I quote these paragraphs because they specifically refer to the human person and peoples, their entitlement to participate in and contribute to development, and their right to be the active participants in their own development. After twenty-five years of the Declaration, it is important to ask what efforts have been made to directly find out how the enjoyment of the right to development is actually experienced by people in the realities of everyday life. Are there reports that would provide information about, for example, what the right to development means to people, what things are important to them, what they expect their government and others to do for them, what things they are able to do on their own for themselves, their families and their communities, and their role if any, in decision-making processes that affect their lives?
It is my firm conviction that if we want to effectively move from policy to practice, it is critical that we listen to the voice of peoples so that policy can be informed by their genuine participation, which is the essence of the right to development. Human aspirations for development and well-being belong to real people. There is a need to go beyond our expectations and taken-for-granted assumptions based on constructs that may not even be relevant, about what those aspirations are and how development and well-being are defined by the very people affected.
I respectfully suggest that the working group on the right to development, in pilot-testing the criteria recommended by the high level task force, might explore mechanisms that will put in place the enabling environment for people’s genuine participation in the processes of the right to development. Although there is no single method for a human rights-based approach to development, there are agreed minimum and essential elements in the application and practice of such approaches. In this regard, might I also suggest that these practices be documented so that we can have a compilation of selected models that have already been tested. Allow me to share with you, one such model that has been fully documented. I am referring to a recently-concluded human rights community development project, a bilateral programme between the Commission on Human Rights of the Philippines and the New Zealand Human Rights Commission focusing on three selected indigenous communities in the Philippines and counterpart Maori communities in New Zealand. The rich documentation in these two projects illustrate the meaning of peoples’ direct participation in their own development, and with the full engagement and involvement of their local governments, it also gives meaning of effective governance that is congruent to the principles of the right to development.
There are surely many other similar activities by individuals and organizations and it should be our task to seek and to highlight these practices. At the same time, we will thus be filling the gap that will otherwise continue to keep the Declaration on the Right to Development in limbo. Many diverse territories are in the midst of great changes brought about by powerful natural and man-made forces causing entire nations to lose their voices, and people who already live in poverty to grow even more impoverished. In the face of these grim realities, it is indeed a formidable task to seek out and highlight good practices that may not be formally labelled as human rights based approaches to development, but nonetheless give effect to the principles of the right to development.
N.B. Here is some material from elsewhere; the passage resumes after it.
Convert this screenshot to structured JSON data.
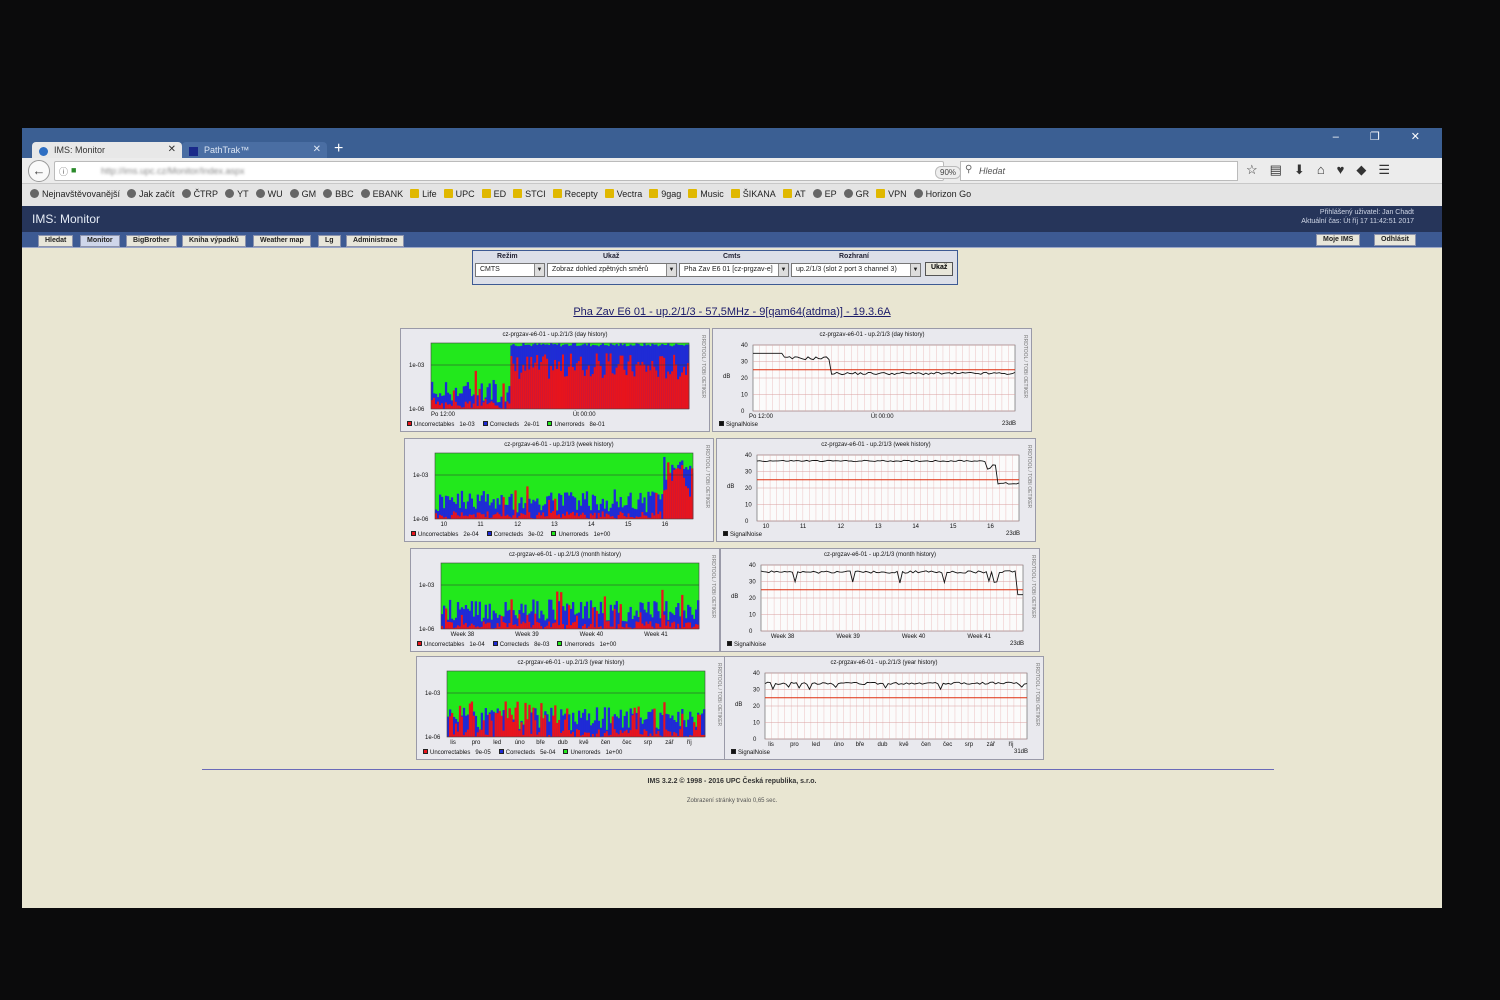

That is precisely the locus of hope...among peoples and individuals who can be and indeed are, the primary agents of change, and who have the right to shape their own destiny.